 Have I missed the point?

No idea as I do not see Two way search represented here at all. Otherwise all of the comments by Ivan apply.
 On Sunday, 16 June 2013 at 22:17:04 UTC, Dmitry Olshansky wrote:
 It have long bugged me that Phobos std.algorithm.find is slow. Far
 slower then strstr (esp on *nix where it competes against GLIBC[1]).

 The current state of the art in searching substring
 with O(1) space requirement is Two-Way algorithm:

 http://www-igm.univ-mlv.fr/~lecroq/string/node26.html

 which is linear in time.

 I could imagine it would be interesting to implement a generic version
 as well. Any takers?

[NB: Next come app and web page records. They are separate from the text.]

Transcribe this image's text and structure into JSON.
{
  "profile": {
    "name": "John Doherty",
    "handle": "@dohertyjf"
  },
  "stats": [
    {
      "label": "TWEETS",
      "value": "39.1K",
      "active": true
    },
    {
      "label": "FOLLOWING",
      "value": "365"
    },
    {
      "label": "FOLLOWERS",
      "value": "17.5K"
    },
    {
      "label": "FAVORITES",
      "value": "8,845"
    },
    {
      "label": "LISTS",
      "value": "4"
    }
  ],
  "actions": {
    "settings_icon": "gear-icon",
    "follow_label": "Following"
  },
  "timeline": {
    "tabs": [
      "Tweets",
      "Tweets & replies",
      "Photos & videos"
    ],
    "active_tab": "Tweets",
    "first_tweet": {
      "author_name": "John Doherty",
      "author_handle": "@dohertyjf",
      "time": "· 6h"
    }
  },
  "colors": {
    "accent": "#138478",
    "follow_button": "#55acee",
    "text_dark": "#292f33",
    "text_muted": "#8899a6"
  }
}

I'd gladly go for it myself but unfortunately way
 too busy on other fronts (I planed to do it for a couple of months
 already).

 [1] See a relevant bug report and discussion e.g on glibc
 http://sourceware.org/bugzilla/show_bug.cgi?id=5514


-- Dmitry Olshansky
Jun 17 2013
prev sibling parent "Ivan Kazmenko" <gassa mail.ru> writes:
On Monday, 17 June 2013 at 08:04:14 UTC, Andrea Fontana wrote:
 http://volnitsky.com/project/str_search/

 Reading this, two way algorithm doesn't seem the best one... 
 (author says it's  used by GLIBC_memmem)

 Have I missed the point?

That's a strange page, at a glance: 1. The algorithms were tested essentially on one real-life test case. 2. Author claims to use a structure similar to hash table, but does not include Rabin-Karp algorithm in comparison. 3. Reference implementation does not in fact allow online searching, but the algorithm is claimed to have the capacity. 4. Reference implementation has hardcoded constants for array sizes. 5. The comment about case-insensitive search seems inefficient at best: it suggests to hash every case combination (hello combinatorial explosion) instead of just converting everything to lowercase on the fly. (and 6. Reference implementation didn't work for me, but it may be actually my fault...) Given the points above, I won't make any decisions based on data from that page :) . Ivan Kazmenko.
Jun 17 2013